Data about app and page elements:
•••

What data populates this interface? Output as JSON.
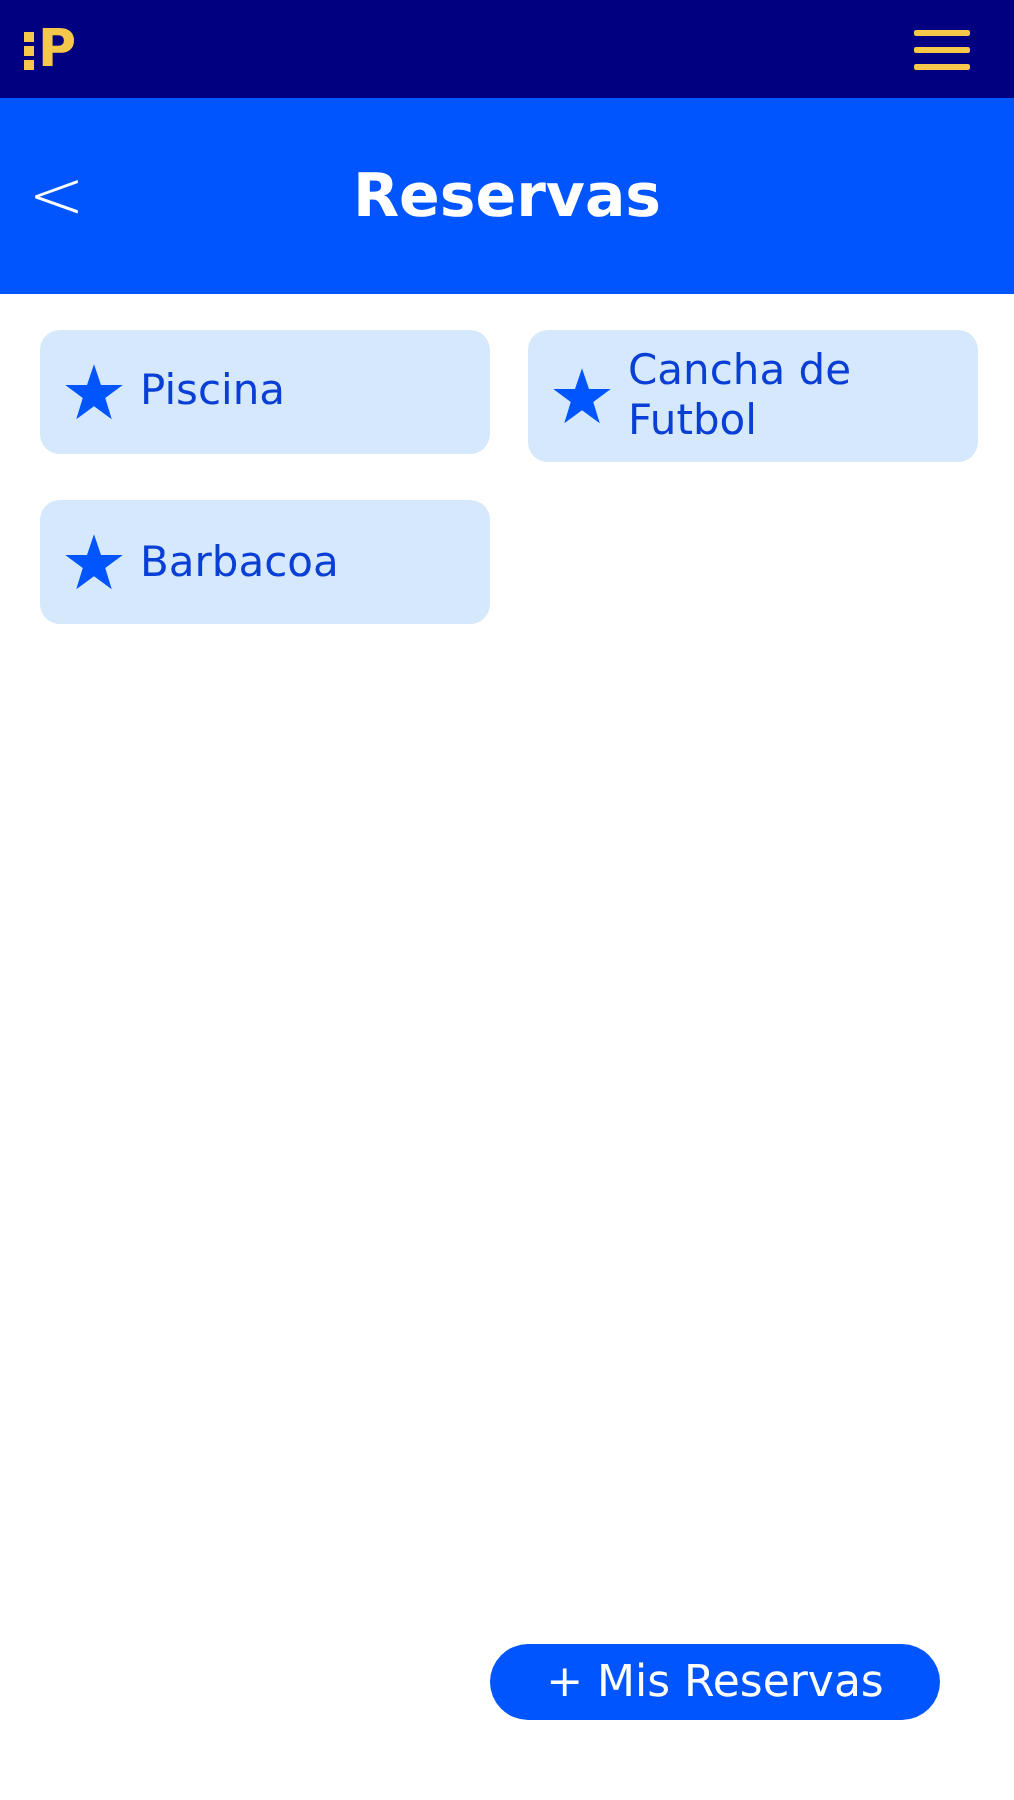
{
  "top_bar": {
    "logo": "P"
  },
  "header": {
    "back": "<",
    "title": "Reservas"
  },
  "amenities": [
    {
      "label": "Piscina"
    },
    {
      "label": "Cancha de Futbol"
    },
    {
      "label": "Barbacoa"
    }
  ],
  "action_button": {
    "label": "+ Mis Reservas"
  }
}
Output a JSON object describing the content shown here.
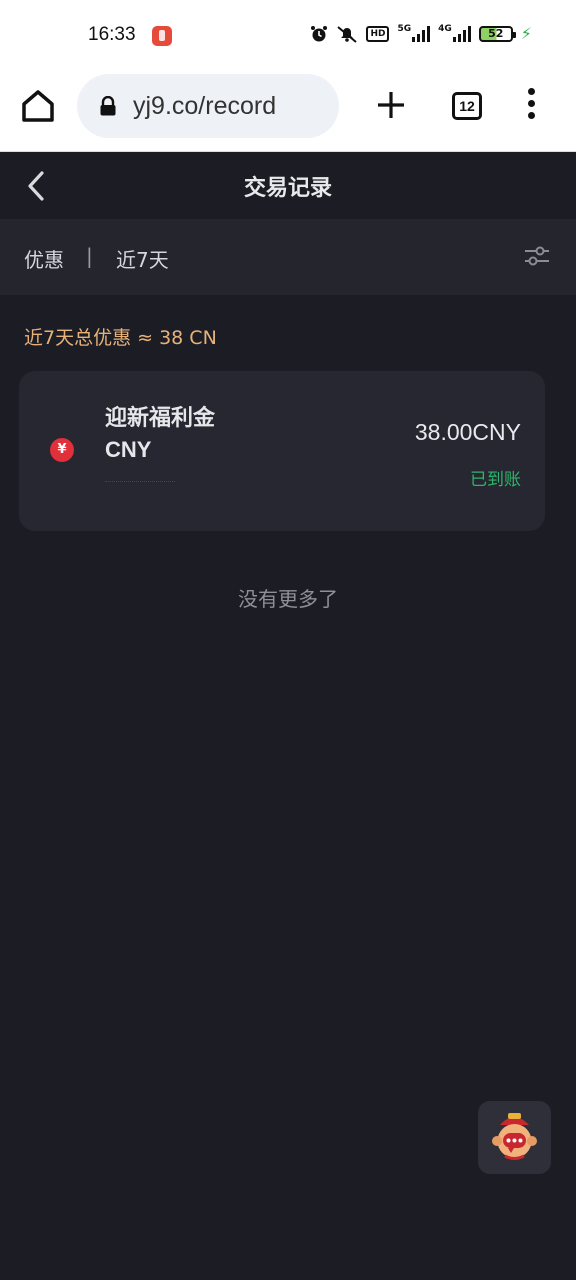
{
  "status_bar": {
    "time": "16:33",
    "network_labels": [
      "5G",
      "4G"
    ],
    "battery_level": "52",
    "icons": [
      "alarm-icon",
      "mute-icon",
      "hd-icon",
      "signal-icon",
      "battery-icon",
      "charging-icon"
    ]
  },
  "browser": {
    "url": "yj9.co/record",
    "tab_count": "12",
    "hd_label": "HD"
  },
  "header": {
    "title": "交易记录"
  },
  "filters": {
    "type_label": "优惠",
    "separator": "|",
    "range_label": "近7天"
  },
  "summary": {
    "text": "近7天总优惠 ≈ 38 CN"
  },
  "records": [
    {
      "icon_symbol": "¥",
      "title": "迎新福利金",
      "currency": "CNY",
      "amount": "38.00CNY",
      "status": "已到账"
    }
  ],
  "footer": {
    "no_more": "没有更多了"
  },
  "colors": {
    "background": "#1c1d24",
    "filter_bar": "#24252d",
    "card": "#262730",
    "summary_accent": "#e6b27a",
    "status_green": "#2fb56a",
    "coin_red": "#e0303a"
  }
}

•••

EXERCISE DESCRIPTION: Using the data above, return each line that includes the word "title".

RESPONSE TO THIS TASK:
    "title": "Reservas"
    "title": "交易记录"
      "title": "迎新福利金",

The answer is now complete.